(Collected data entries)
__________

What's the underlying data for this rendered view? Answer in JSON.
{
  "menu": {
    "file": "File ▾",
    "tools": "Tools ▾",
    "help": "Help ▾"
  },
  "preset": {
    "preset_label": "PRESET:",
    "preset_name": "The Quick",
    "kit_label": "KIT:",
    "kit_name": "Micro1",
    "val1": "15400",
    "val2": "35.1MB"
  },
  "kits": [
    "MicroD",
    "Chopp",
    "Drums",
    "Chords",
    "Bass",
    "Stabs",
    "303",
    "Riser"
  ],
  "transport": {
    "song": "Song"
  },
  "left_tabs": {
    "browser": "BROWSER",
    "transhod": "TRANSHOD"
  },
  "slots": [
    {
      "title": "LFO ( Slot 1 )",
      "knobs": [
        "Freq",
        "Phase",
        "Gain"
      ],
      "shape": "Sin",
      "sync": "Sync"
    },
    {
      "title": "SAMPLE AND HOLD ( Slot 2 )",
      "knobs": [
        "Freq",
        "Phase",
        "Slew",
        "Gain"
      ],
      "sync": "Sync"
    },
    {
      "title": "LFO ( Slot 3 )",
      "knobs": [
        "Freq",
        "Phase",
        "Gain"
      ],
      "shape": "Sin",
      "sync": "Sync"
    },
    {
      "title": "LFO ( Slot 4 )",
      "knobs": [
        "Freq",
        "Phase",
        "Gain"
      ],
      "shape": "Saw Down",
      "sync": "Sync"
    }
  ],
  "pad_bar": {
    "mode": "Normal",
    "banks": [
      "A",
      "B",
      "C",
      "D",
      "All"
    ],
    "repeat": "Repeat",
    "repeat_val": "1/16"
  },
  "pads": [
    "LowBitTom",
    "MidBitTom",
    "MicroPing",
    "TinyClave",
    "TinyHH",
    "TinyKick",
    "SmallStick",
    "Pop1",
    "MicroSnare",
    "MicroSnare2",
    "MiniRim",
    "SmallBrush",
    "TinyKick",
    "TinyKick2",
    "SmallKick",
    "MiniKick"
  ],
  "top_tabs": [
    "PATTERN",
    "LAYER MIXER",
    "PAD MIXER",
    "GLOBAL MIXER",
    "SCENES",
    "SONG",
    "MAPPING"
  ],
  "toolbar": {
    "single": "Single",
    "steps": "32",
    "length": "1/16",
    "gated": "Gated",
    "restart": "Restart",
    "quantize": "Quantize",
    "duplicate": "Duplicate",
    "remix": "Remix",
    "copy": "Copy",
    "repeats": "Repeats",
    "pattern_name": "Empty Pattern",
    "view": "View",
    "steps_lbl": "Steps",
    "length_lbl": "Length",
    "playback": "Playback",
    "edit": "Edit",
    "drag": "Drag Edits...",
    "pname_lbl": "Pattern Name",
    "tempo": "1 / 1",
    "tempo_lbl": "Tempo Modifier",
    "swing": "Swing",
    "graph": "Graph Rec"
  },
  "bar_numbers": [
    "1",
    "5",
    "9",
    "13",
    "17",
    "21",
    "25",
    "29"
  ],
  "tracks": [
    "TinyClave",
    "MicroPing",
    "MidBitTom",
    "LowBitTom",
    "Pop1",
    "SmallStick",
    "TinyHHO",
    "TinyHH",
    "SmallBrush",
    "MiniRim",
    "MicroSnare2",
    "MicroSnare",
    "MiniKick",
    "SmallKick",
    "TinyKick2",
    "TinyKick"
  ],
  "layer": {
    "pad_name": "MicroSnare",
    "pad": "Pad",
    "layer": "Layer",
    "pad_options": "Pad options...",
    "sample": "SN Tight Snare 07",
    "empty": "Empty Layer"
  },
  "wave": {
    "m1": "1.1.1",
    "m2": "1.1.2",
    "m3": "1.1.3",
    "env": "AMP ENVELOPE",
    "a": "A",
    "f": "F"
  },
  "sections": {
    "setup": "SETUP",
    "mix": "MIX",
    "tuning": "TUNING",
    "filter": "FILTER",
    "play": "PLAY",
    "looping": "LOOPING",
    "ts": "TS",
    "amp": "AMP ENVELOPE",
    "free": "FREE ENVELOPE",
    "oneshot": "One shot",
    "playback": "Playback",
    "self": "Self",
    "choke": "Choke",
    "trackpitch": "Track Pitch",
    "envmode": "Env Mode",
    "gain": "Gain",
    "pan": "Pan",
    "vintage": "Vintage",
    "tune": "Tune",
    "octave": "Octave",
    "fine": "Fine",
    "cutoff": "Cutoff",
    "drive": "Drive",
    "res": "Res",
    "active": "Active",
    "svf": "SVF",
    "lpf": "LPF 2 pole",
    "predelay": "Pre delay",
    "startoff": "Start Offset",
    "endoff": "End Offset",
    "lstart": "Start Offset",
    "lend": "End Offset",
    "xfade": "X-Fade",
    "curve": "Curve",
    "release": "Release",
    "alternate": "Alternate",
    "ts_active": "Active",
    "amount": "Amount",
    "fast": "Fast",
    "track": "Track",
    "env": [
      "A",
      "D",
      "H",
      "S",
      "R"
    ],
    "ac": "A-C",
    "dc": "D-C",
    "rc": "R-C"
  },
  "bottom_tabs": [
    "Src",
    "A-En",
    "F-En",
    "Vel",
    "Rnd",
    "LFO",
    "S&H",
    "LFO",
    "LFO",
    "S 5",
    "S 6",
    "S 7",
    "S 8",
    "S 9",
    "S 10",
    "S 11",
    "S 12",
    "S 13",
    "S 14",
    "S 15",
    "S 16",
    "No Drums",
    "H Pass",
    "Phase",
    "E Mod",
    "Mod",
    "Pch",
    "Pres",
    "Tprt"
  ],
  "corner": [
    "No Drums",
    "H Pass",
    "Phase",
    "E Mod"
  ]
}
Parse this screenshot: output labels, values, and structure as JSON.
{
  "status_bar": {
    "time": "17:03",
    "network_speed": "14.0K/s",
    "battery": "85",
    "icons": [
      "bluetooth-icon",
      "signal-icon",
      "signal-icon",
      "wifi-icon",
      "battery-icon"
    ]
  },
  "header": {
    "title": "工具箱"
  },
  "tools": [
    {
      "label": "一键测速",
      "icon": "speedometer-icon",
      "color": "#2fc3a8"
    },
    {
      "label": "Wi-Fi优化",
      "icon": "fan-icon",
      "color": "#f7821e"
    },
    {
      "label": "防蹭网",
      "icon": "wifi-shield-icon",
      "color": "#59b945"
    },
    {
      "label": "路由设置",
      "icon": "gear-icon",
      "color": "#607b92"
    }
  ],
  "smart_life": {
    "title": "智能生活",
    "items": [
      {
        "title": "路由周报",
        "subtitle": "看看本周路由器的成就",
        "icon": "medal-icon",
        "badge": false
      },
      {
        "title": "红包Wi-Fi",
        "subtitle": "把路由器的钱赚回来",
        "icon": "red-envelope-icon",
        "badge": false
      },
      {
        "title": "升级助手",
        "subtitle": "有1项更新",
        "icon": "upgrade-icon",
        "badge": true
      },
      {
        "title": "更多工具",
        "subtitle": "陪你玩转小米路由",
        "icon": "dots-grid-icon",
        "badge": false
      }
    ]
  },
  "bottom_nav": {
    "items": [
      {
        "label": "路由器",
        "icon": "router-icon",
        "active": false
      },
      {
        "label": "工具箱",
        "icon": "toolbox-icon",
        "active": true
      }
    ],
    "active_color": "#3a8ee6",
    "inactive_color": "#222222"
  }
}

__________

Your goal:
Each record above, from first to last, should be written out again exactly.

The answer:
What's the underlying data for this rendered view? Answer in JSON.
{
  "menu": {
    "file": "File ▾",
    "tools": "Tools ▾",
    "help": "Help ▾"
  },
  "preset": {
    "preset_label": "PRESET:",
    "preset_name": "The Quick",
    "kit_label": "KIT:",
    "kit_name": "Micro1",
    "val1": "15400",
    "val2": "35.1MB"
  },
  "kits": [
    "MicroD",
    "Chopp",
    "Drums",
    "Chords",
    "Bass",
    "Stabs",
    "303",
    "Riser"
  ],
  "transport": {
    "song": "Song"
  },
  "left_tabs": {
    "browser": "BROWSER",
    "transhod": "TRANSHOD"
  },
  "slots": [
    {
      "title": "LFO ( Slot 1 )",
      "knobs": [
        "Freq",
        "Phase",
        "Gain"
      ],
      "shape": "Sin",
      "sync": "Sync"
    },
    {
      "title": "SAMPLE AND HOLD ( Slot 2 )",
      "knobs": [
        "Freq",
        "Phase",
        "Slew",
        "Gain"
      ],
      "sync": "Sync"
    },
    {
      "title": "LFO ( Slot 3 )",
      "knobs": [
        "Freq",
        "Phase",
        "Gain"
      ],
      "shape": "Sin",
      "sync": "Sync"
    },
    {
      "title": "LFO ( Slot 4 )",
      "knobs": [
        "Freq",
        "Phase",
        "Gain"
      ],
      "shape": "Saw Down",
      "sync": "Sync"
    }
  ],
  "pad_bar": {
    "mode": "Normal",
    "banks": [
      "A",
      "B",
      "C",
      "D",
      "All"
    ],
    "repeat": "Repeat",
    "repeat_val": "1/16"
  },
  "pads": [
    "LowBitTom",
    "MidBitTom",
    "MicroPing",
    "TinyClave",
    "TinyHH",
    "TinyKick",
    "SmallStick",
    "Pop1",
    "MicroSnare",
    "MicroSnare2",
    "MiniRim",
    "SmallBrush",
    "TinyKick",
    "TinyKick2",
    "SmallKick",
    "MiniKick"
  ],
  "top_tabs": [
    "PATTERN",
    "LAYER MIXER",
    "PAD MIXER",
    "GLOBAL MIXER",
    "SCENES",
    "SONG",
    "MAPPING"
  ],
  "toolbar": {
    "single": "Single",
    "steps": "32",
    "length": "1/16",
    "gated": "Gated",
    "restart": "Restart",
    "quantize": "Quantize",
    "duplicate": "Duplicate",
    "remix": "Remix",
    "copy": "Copy",
    "repeats": "Repeats",
    "pattern_name": "Empty Pattern",
    "view": "View",
    "steps_lbl": "Steps",
    "length_lbl": "Length",
    "playback": "Playback",
    "edit": "Edit",
    "drag": "Drag Edits...",
    "pname_lbl": "Pattern Name",
    "tempo": "1 / 1",
    "tempo_lbl": "Tempo Modifier",
    "swing": "Swing",
    "graph": "Graph Rec"
  },
  "bar_numbers": [
    "1",
    "5",
    "9",
    "13",
    "17",
    "21",
    "25",
    "29"
  ],
  "tracks": [
    "TinyClave",
    "MicroPing",
    "MidBitTom",
    "LowBitTom",
    "Pop1",
    "SmallStick",
    "TinyHHO",
    "TinyHH",
    "SmallBrush",
    "MiniRim",
    "MicroSnare2",
    "MicroSnare",
    "MiniKick",
    "SmallKick",
    "TinyKick2",
    "TinyKick"
  ],
  "layer": {
    "pad_name": "MicroSnare",
    "pad": "Pad",
    "layer": "Layer",
    "pad_options": "Pad options...",
    "sample": "SN Tight Snare 07",
    "empty": "Empty Layer"
  },
  "wave": {
    "m1": "1.1.1",
    "m2": "1.1.2",
    "m3": "1.1.3",
    "env": "AMP ENVELOPE",
    "a": "A",
    "f": "F"
  },
  "sections": {
    "setup": "SETUP",
    "mix": "MIX",
    "tuning": "TUNING",
    "filter": "FILTER",
    "play": "PLAY",
    "looping": "LOOPING",
    "ts": "TS",
    "amp": "AMP ENVELOPE",
    "free": "FREE ENVELOPE",
    "oneshot": "One shot",
    "playback": "Playback",
    "self": "Self",
    "choke": "Choke",
    "trackpitch": "Track Pitch",
    "envmode": "Env Mode",
    "gain": "Gain",
    "pan": "Pan",
    "vintage": "Vintage",
    "tune": "Tune",
    "octave": "Octave",
    "fine": "Fine",
    "cutoff": "Cutoff",
    "drive": "Drive",
    "res": "Res",
    "active": "Active",
    "svf": "SVF",
    "lpf": "LPF 2 pole",
    "predelay": "Pre delay",
    "startoff": "Start Offset",
    "endoff": "End Offset",
    "lstart": "Start Offset",
    "lend": "End Offset",
    "xfade": "X-Fade",
    "curve": "Curve",
    "release": "Release",
    "alternate": "Alternate",
    "ts_active": "Active",
    "amount": "Amount",
    "fast": "Fast",
    "track": "Track",
    "env": [
      "A",
      "D",
      "H",
      "S",
      "R"
    ],
    "ac": "A-C",
    "dc": "D-C",
    "rc": "R-C"
  },
  "bottom_tabs": [
    "Src",
    "A-En",
    "F-En",
    "Vel",
    "Rnd",
    "LFO",
    "S&H",
    "LFO",
    "LFO",
    "S 5",
    "S 6",
    "S 7",
    "S 8",
    "S 9",
    "S 10",
    "S 11",
    "S 12",
    "S 13",
    "S 14",
    "S 15",
    "S 16",
    "No Drums",
    "H Pass",
    "Phase",
    "E Mod",
    "Mod",
    "Pch",
    "Pres",
    "Tprt"
  ],
  "corner": [
    "No Drums",
    "H Pass",
    "Phase",
    "E Mod"
  ]
}
Parse this screenshot: output labels, values, and structure as JSON.
{
  "status_bar": {
    "time": "17:03",
    "network_speed": "14.0K/s",
    "battery": "85",
    "icons": [
      "bluetooth-icon",
      "signal-icon",
      "signal-icon",
      "wifi-icon",
      "battery-icon"
    ]
  },
  "header": {
    "title": "工具箱"
  },
  "tools": [
    {
      "label": "一键测速",
      "icon": "speedometer-icon",
      "color": "#2fc3a8"
    },
    {
      "label": "Wi-Fi优化",
      "icon": "fan-icon",
      "color": "#f7821e"
    },
    {
      "label": "防蹭网",
      "icon": "wifi-shield-icon",
      "color": "#59b945"
    },
    {
      "label": "路由设置",
      "icon": "gear-icon",
      "color": "#607b92"
    }
  ],
  "smart_life": {
    "title": "智能生活",
    "items": [
      {
        "title": "路由周报",
        "subtitle": "看看本周路由器的成就",
        "icon": "medal-icon",
        "badge": false
      },
      {
        "title": "红包Wi-Fi",
        "subtitle": "把路由器的钱赚回来",
        "icon": "red-envelope-icon",
        "badge": false
      },
      {
        "title": "升级助手",
        "subtitle": "有1项更新",
        "icon": "upgrade-icon",
        "badge": true
      },
      {
        "title": "更多工具",
        "subtitle": "陪你玩转小米路由",
        "icon": "dots-grid-icon",
        "badge": false
      }
    ]
  },
  "bottom_nav": {
    "items": [
      {
        "label": "路由器",
        "icon": "router-icon",
        "active": false
      },
      {
        "label": "工具箱",
        "icon": "toolbox-icon",
        "active": true
      }
    ],
    "active_color": "#3a8ee6",
    "inactive_color": "#222222"
  }
}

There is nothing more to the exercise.